On 9 December 1997, the European Commission introduced a new Directive from the Council to alter Directive 82/714/EEG (TRW-001) of 4 October 1982 on laying down technical requirements for inland waterway vessels. With this proposal, the European Commission aims at bringing the community technical requirements in agreement with the advanced standards of the navigation on the Rhine. The Commission’s ultimate goal is the creation of a single common standard for the entire European Inland waterway network. The goal of these technical requirements was to promote good building practices and to make sure the ships’ stability is in line with their specific function. Thus for example, the hull should be strong enough as to withstand all forces that are put on it. In the same way all water intakes and outlets have to be engineered in such a way that uncontrolled water intake is impossible.
Through this proposal, the Commission strived for a Community Certificate for inland waterway vessels, which would be an equivalent to the Rhine navigation certificate. The creation of this legal equivalence implies an amendment of the Mannheim Convention: the complementary protocol No. 7, which entered into force on 1 December 2004. On 14 July 2004, an updated version of the Directive was published and the process could continue. On 12 December 2006, the decision-making process was completed with the approval of the European Parliament and the Commission (TRW-002).
Some relevant documents:
TRW-002: Directive of the European Parliament and the Council of 12 December 2006 laying down technical requirements for inland waterway vessels and repealing Council Directive 82/714/EEC (European Parliament and the Council)

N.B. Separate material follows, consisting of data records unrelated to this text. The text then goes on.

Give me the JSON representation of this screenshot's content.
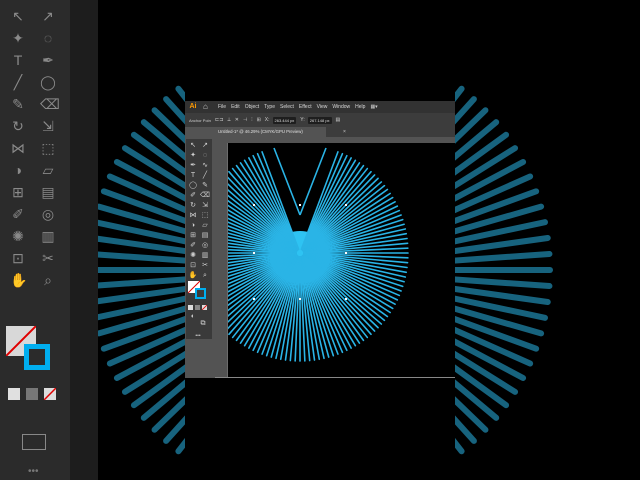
{
  "menu": {
    "logo": "Ai",
    "items": [
      "File",
      "Edit",
      "Object",
      "Type",
      "Select",
      "Effect",
      "View",
      "Window",
      "Help"
    ]
  },
  "control": {
    "selection_label": "Anchor Point",
    "x_value": "263.444 px",
    "y_value": "267.148 px"
  },
  "document": {
    "tab_title": "Untitled-1* @ 46.29% (CMYK/GPU Preview)"
  },
  "colors": {
    "ui_dark": "#323232",
    "ui_panel": "#535353",
    "art_stroke": "#2ab4e6",
    "fill_swatch": "#ffffff",
    "stroke_swatch": "#00aeef"
  }
}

TRW-001: Council Directive of 4 October 1982 laying down technical requirements for inland waterway vessels (European Council)